Set in the Library of a six-form college in Stockport, we are introduced to six students: some are friends, some are foes, but all have their problems. There is new girl Lilly (Verity Lynn-Williams), struggling to find her feet at a new school, her shy boyfriend (Neil Boardman) and his friend Bennett (Josh Bratherton), a bully and borderline psychopath. Then there is Cissy (Georgia Davis), Bennett’s girlfriend who is feeling the pressure from her parents to get good grades and her best friend Tanya (Charlotte McClintock), who has a crush on one of her teachers. The final pair is Chadwick (Joel Conlon), a loner but academically gifted and William (Chris Woods), the joker filled with hopes and dreams, but desperate for acceptance.
We see the class mates converse with each other, their interactions mainly having a negative impact on each of them, their circumstances and their mental health. Inevitably the constant struggle and torment that each member of the group are going through leads one of them to snap, which has devastating consequences for all concerned.

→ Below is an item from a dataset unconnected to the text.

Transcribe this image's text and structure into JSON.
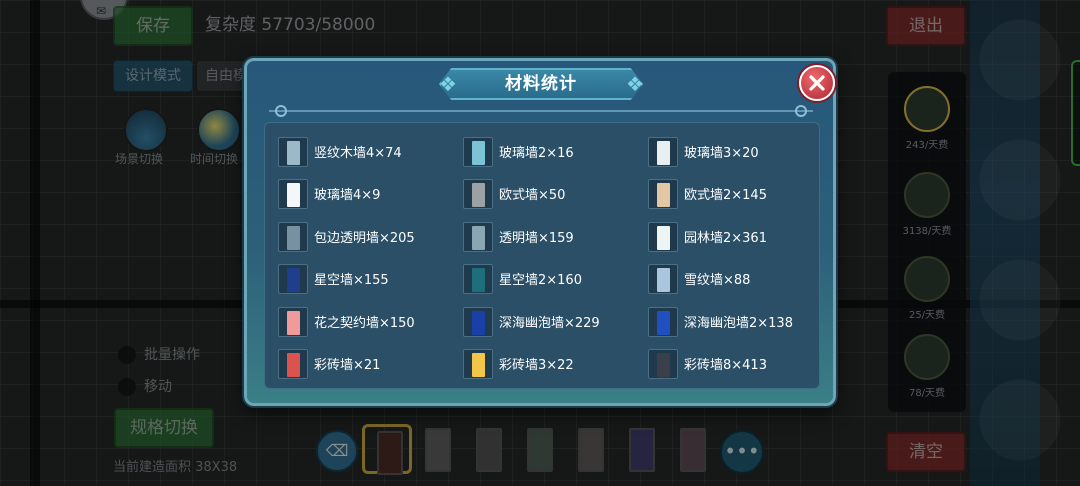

Punk Rock offers somewhat of a mixed bag; it’s a bold, unflinching play that attempts to address some of the mental health issues affecting young people today, and for that it should be commended. The cast are strong, with each one putting in decent turns as the troubled troupe. Occasionally some cast members do go slightly over-the-top in their performances and more must be made of the subtleties and nuisances of their characters for the play to have more impact. All seven-cast members (Patrick Cerra plays two supporting roles) are clearly talented and have a bright future ahead of them.
Where the production suffers is in its tone. It doesn’t get that balance between comedy and drama right. If it wants to be taken as a serious piece of theatre, then it needs to lose the jokey introduction, and decide what you want the audience to take away from the show. The script needs to be tighter as some of the dialogue is on the clunky side.
Overall, this production has good intentions and certainly deserves an audience. It is a shining example of just how much the Almost Famous Theatre Company has at their disposal.
Punk Rock is at Salford Universality Media City Campus until Saturday 9th February